Gil H. Renberg is with the University of Michigan, and has taught at several universities including Harvard and Johns Hopkins. He holds his degrees from Duke University (Ph.D.) and the University of Michigan, and has been a Member at the Institute of Advanced Study and a National Endowment for the Humanities Fellow. His areas of specialization are Greek, Roman, and Greco-Egyptian religion, Greek and Latin epigraphy, and Greek and Roman social history. Dr. Renberg’s 2017 book on Where Dreams May Come: Incubation Sanctuaries in the Greco-Roman World (2 volumes, Religions in the Graeco-Roman World 184) received the 2018 Charles J. Goodwin Award of Merit from the Society of Classical Studies.
Like reliefs, sculptures and statuettes, paintings were commonly given as gifts to the gods, but since these usually employed more perishable materials – primarily wood or terracotta plaques – relatively few have survived, and thus dedicatory paintings have not received nearly as much attention from scholars as the far more abundant gifts carved out of stone or molded from metal. This lecture explores the full range of evidence for private and public dedications of paintings to the gods: both the extant examples from various parts of the Mediterranean world and the disparate written sources, in order to provide a full picture of this generally overlooked religious phenomenon that once was quite visible at sanctuaries and shrines but now is almost completely lost.

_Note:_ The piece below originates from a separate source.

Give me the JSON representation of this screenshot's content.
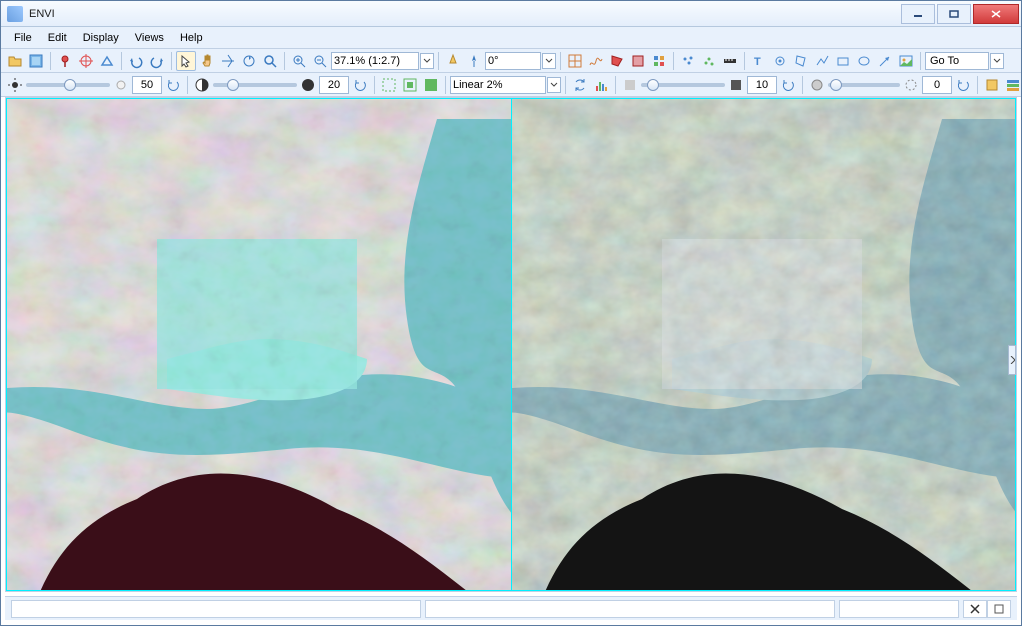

Going back to Homer and Hesiod, dreams and visions of the gods had a special place in ancient religion, as would be seen repeatedly in the works of dozens of other Greek and Latin authors in later centuries. Our knowledge of this phenomenon, primarily literary, is supplemented by hundreds of Greek and Latin inscriptions – a few of great significance and well known to scholars, but most quite obscure. This inscribed evidence for dreams is first found during the Classical Period and continues into Late Antiquity, from as far east as Syria and as far west as Portugal, and on objects ranging from small plaques to steles and columns. Collectively, these documents provide essential evidence for the role of dreams in the religious lives of the Greeks and Romans, but numerous individual texts can raise questions about or provide insights into the multifaceted subject of dreams and religion. This lecture will first survey the epigraphical evidence for dreams and then focus on a number of the more interesting examples and the interpretive issues associated with them.
Short bibliography and/or website on lecture topic:
Harris, William V., Dreams and Experience in the Classical World (Cambridge, Mass., 2009)